Ready for more Windows 10 features? Microsoft is now testing out a new “feature experience” program that’ll slap tiny little extras into Windows 10 outside of the regular gigantic-update-that-might-break-your-computer cadence. In other words, it’s a way for Microsoft to give you new toys to play with, beyond the twice-a-year updates that it launches for Windows 10.
Microsoft’s first Windows 10 “Feature Experience Pack” is currently available for Windows 10 Insiders. I’m on the “beta channel” track, and I just saw the pack pop up in Windows Update yesterday; I suspect the same is true for those living on the wild side in the Windows Insider “Dev” channel, but those of you minimizing risk on the “Release Preview” channel won’t have the pack just yet.
Once you’ve installed the Feature Experience Pack, you’ll reboot Windows 10 to find that absolutely nothing has changed—you won’t get a pop-up or anything else informing you about what’s in said feature pack you just installed. I suppose Microsoft assumes you’ll just know innately, or you will have done your homework before installing the update.
So, here’s what you can do.
First, you’ll can now use Snip & Sketch to take screenshots and more easily dump them into any folder within File Explorer. Use your Windows Key + Shift + S shortcut to take your “snip” as you normally would—or pull up the app directly, your choice—and once you’ve taken your screenshot (copying it to your clipboard in the process), go visit any folder you want in File Explorer. Press CTRL + V to paste your image directly into the folder, and then rename it to something manageable.
The second update in the feature pack is a bit more esoteric. I’ll let Microsoft describe this one:
Using the touch keyboard in a portrait posture on a 2-in-1 touch device now supports split keyboard mode.
I suspect that won’t apply to most people, so no need to worry about it; the copying-and-pasting update is the “big” part of this pack, and it’s actually helpful in that it keeps you from having to always manually save files yourself.
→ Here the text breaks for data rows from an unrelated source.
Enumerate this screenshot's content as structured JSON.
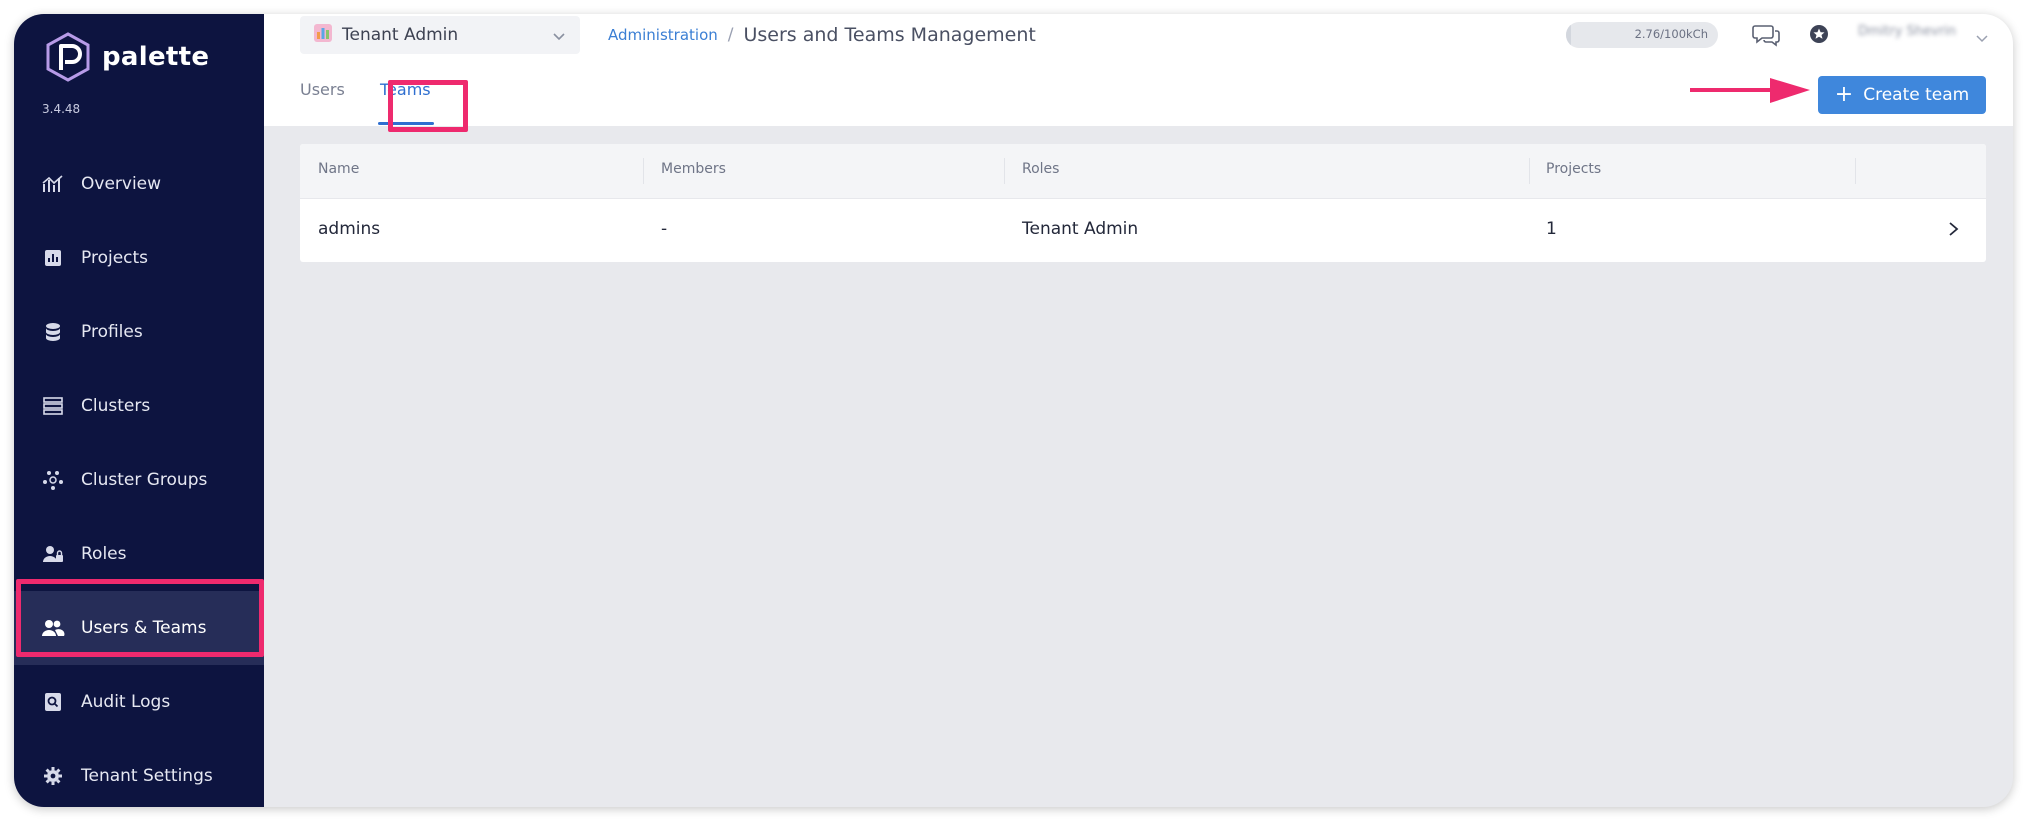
{
  "app": {
    "name": "palette",
    "version": "3.4.48"
  },
  "sidebar": {
    "items": [
      {
        "label": "Overview",
        "icon": "overview-icon"
      },
      {
        "label": "Projects",
        "icon": "projects-icon"
      },
      {
        "label": "Profiles",
        "icon": "profiles-icon"
      },
      {
        "label": "Clusters",
        "icon": "clusters-icon"
      },
      {
        "label": "Cluster Groups",
        "icon": "cluster-groups-icon"
      },
      {
        "label": "Roles",
        "icon": "roles-icon"
      },
      {
        "label": "Users & Teams",
        "icon": "users-teams-icon",
        "active": true
      },
      {
        "label": "Audit Logs",
        "icon": "audit-logs-icon"
      },
      {
        "label": "Tenant Settings",
        "icon": "gear-icon"
      }
    ]
  },
  "header": {
    "scope_label": "Tenant Admin",
    "breadcrumb_link": "Administration",
    "breadcrumb_sep": "/",
    "page_title": "Users and Teams Management",
    "credits_text": "2.76/100kCh",
    "credits_fraction": 0.03,
    "user_name": "Dmitry Shevrin"
  },
  "tabs": [
    {
      "label": "Users",
      "active": false
    },
    {
      "label": "Teams",
      "active": true
    }
  ],
  "create_button": {
    "label": "Create team",
    "icon": "plus-icon"
  },
  "table": {
    "columns": [
      "Name",
      "Members",
      "Roles",
      "Projects"
    ],
    "rows": [
      {
        "name": "admins",
        "members": "-",
        "roles": "Tenant Admin",
        "projects": "1"
      }
    ]
  },
  "colors": {
    "sidebar_bg": "#0d1440",
    "accent": "#3f87dc",
    "highlight": "#ee2a6e"
  }
}
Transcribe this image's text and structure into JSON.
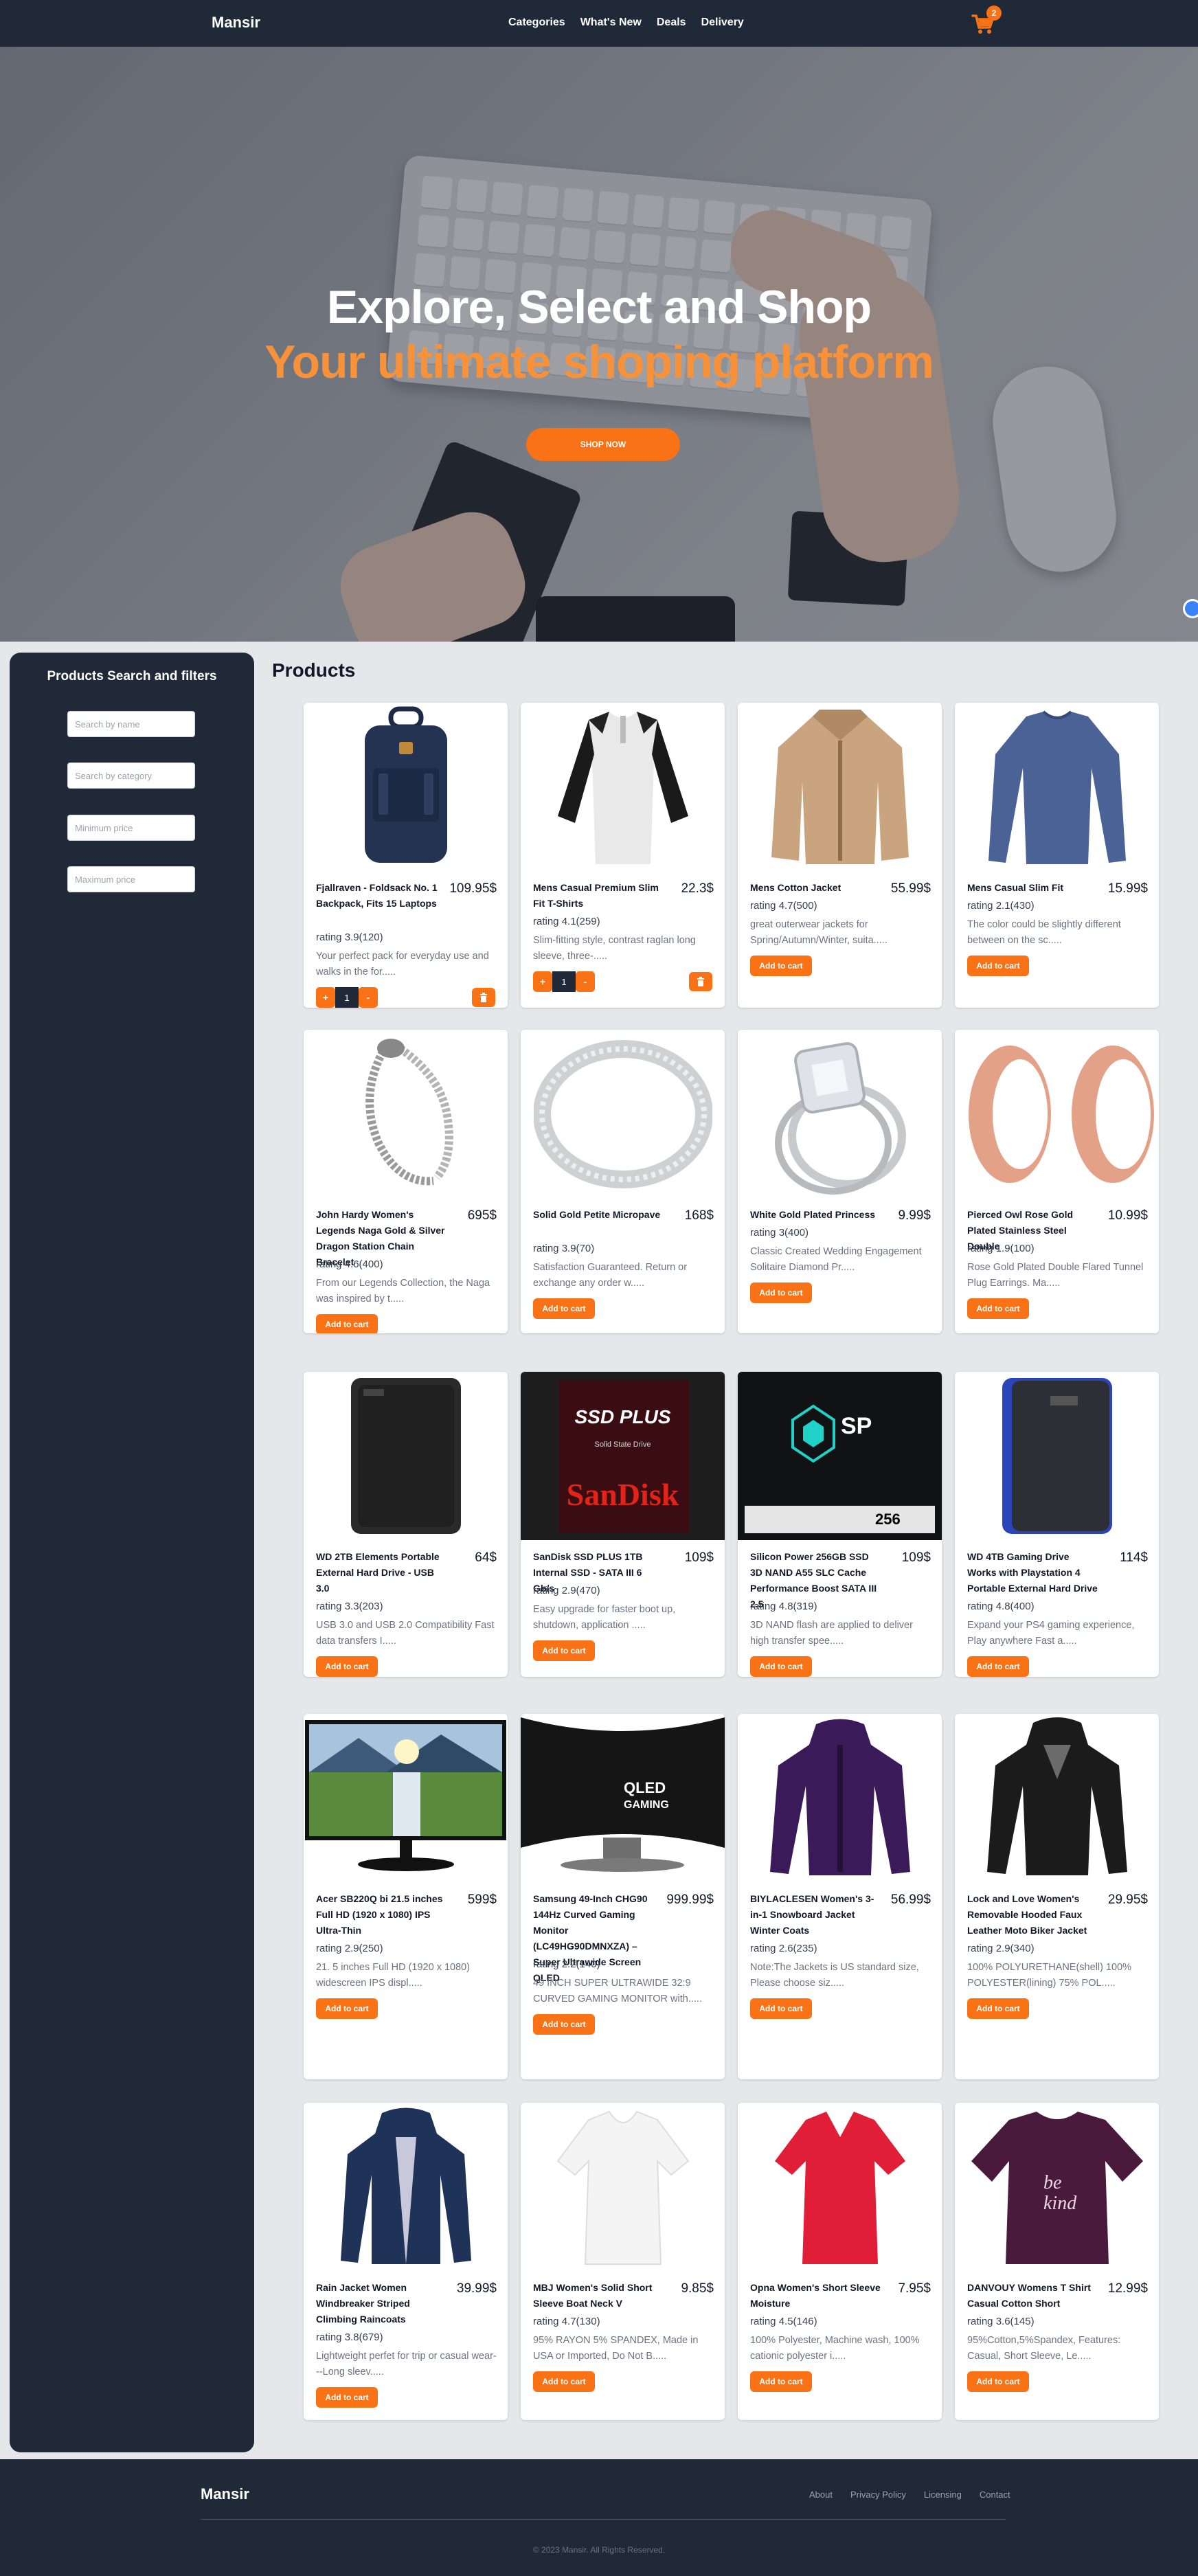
{
  "navbar": {
    "brand": "Mansir",
    "links": [
      "Categories",
      "What's New",
      "Deals",
      "Delivery"
    ],
    "cart_count": "2",
    "cart_icon": "cart-icon"
  },
  "hero": {
    "title": "Explore, Select and Shop",
    "subtitle": "Your ultimate shoping platform",
    "button": "SHOP NOW"
  },
  "sidebar": {
    "title": "Products Search and filters",
    "placeholders": [
      "Search by name",
      "Search by category",
      "Minimum price",
      "Maximum price"
    ]
  },
  "products_title": "Products",
  "add_to_cart_label": "Add to cart",
  "products": [
    {
      "name": "Fjallraven - Foldsack No. 1 Backpack, Fits 15 Laptops",
      "price": "109.95$",
      "rating": "rating 3.9(120)",
      "desc": "Your perfect pack for everyday use and walks in the for.....",
      "in_cart": true,
      "qty": "1",
      "img": "backpack"
    },
    {
      "name": "Mens Casual Premium Slim Fit T-Shirts",
      "price": "22.3$",
      "rating": "rating 4.1(259)",
      "desc": "Slim-fitting style, contrast raglan long sleeve, three-.....",
      "in_cart": true,
      "qty": "1",
      "img": "tshirt"
    },
    {
      "name": "Mens Cotton Jacket",
      "price": "55.99$",
      "rating": "rating 4.7(500)",
      "desc": "great outerwear jackets for Spring/Autumn/Winter, suita.....",
      "in_cart": false,
      "img": "jacket"
    },
    {
      "name": "Mens Casual Slim Fit",
      "price": "15.99$",
      "rating": "rating 2.1(430)",
      "desc": "The color could be slightly different between on the sc.....",
      "in_cart": false,
      "img": "longsleeve"
    },
    {
      "name": "John Hardy Women's Legends Naga Gold & Silver Dragon Station Chain Bracelet",
      "price": "695$",
      "rating": "rating 4.6(400)",
      "desc": "From our Legends Collection, the Naga was inspired by t.....",
      "in_cart": false,
      "img": "bracelet"
    },
    {
      "name": "Solid Gold Petite Micropave",
      "price": "168$",
      "rating": "rating 3.9(70)",
      "desc": "Satisfaction Guaranteed. Return or exchange any order w.....",
      "in_cart": false,
      "img": "ring"
    },
    {
      "name": "White Gold Plated Princess",
      "price": "9.99$",
      "rating": "rating 3(400)",
      "desc": "Classic Created Wedding Engagement Solitaire Diamond Pr.....",
      "in_cart": false,
      "img": "diamondring"
    },
    {
      "name": "Pierced Owl Rose Gold Plated Stainless Steel Double",
      "price": "10.99$",
      "rating": "rating 1.9(100)",
      "desc": "Rose Gold Plated Double Flared Tunnel Plug Earrings. Ma.....",
      "in_cart": false,
      "img": "tunnels"
    },
    {
      "name": "WD 2TB Elements Portable External Hard Drive - USB 3.0",
      "price": "64$",
      "rating": "rating 3.3(203)",
      "desc": "USB 3.0 and USB 2.0 Compatibility Fast data transfers I.....",
      "in_cart": false,
      "img": "hdd-black"
    },
    {
      "name": "SanDisk SSD PLUS 1TB Internal SSD - SATA III 6 Gb/s",
      "price": "109$",
      "rating": "rating 2.9(470)",
      "desc": "Easy upgrade for faster boot up, shutdown, application .....",
      "in_cart": false,
      "img": "sandisk"
    },
    {
      "name": "Silicon Power 256GB SSD 3D NAND A55 SLC Cache Performance Boost SATA III 2.5",
      "price": "109$",
      "rating": "rating 4.8(319)",
      "desc": "3D NAND flash are applied to deliver high transfer spee.....",
      "in_cart": false,
      "img": "siliconpower"
    },
    {
      "name": "WD 4TB Gaming Drive Works with Playstation 4 Portable External Hard Drive",
      "price": "114$",
      "rating": "rating 4.8(400)",
      "desc": "Expand your PS4 gaming experience, Play anywhere Fast a.....",
      "in_cart": false,
      "img": "hdd-blue"
    },
    {
      "name": "Acer SB220Q bi 21.5 inches Full HD (1920 x 1080) IPS Ultra-Thin",
      "price": "599$",
      "rating": "rating 2.9(250)",
      "desc": "21. 5 inches Full HD (1920 x 1080) widescreen IPS displ.....",
      "in_cart": false,
      "img": "monitor"
    },
    {
      "name": "Samsung 49-Inch CHG90 144Hz Curved Gaming Monitor (LC49HG90DMNXZA) – Super Ultrawide Screen QLED",
      "price": "999.99$",
      "rating": "rating 2.2(140)",
      "desc": "49 INCH SUPER ULTRAWIDE 32:9 CURVED GAMING MONITOR with.....",
      "in_cart": false,
      "img": "curved"
    },
    {
      "name": "BIYLACLESEN Women's 3-in-1 Snowboard Jacket Winter Coats",
      "price": "56.99$",
      "rating": "rating 2.6(235)",
      "desc": "Note:The Jackets is US standard size, Please choose siz.....",
      "in_cart": false,
      "img": "purplejacket"
    },
    {
      "name": "Lock and Love Women's Removable Hooded Faux Leather Moto Biker Jacket",
      "price": "29.95$",
      "rating": "rating 2.9(340)",
      "desc": "100% POLYURETHANE(shell) 100% POLYESTER(lining) 75% POL.....",
      "in_cart": false,
      "img": "leather"
    },
    {
      "name": "Rain Jacket Women Windbreaker Striped Climbing Raincoats",
      "price": "39.99$",
      "rating": "rating 3.8(679)",
      "desc": "Lightweight perfet for trip or casual wear---Long sleev.....",
      "in_cart": false,
      "img": "raincoat"
    },
    {
      "name": "MBJ Women's Solid Short Sleeve Boat Neck V",
      "price": "9.85$",
      "rating": "rating 4.7(130)",
      "desc": "95% RAYON 5% SPANDEX, Made in USA or Imported, Do Not B.....",
      "in_cart": false,
      "img": "whitetee"
    },
    {
      "name": "Opna Women's Short Sleeve Moisture",
      "price": "7.95$",
      "rating": "rating 4.5(146)",
      "desc": "100% Polyester, Machine wash, 100% cationic polyester i.....",
      "in_cart": false,
      "img": "redtee"
    },
    {
      "name": "DANVOUY Womens T Shirt Casual Cotton Short",
      "price": "12.99$",
      "rating": "rating 3.6(145)",
      "desc": "95%Cotton,5%Spandex, Features: Casual, Short Sleeve, Le.....",
      "in_cart": false,
      "img": "purpletee"
    }
  ],
  "footer": {
    "brand": "Mansir",
    "links": [
      "About",
      "Privacy Policy",
      "Licensing",
      "Contact"
    ],
    "copyright": "© 2023 Mansir. All Rights Reserved."
  }
}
Copying-and-pasting into folders is much, much faster; now if only Microsoft also allowed you to do this from my favorite app, the “Snipping Tool,” which Snip & Sketch will ultimately replace. I’ll miss you.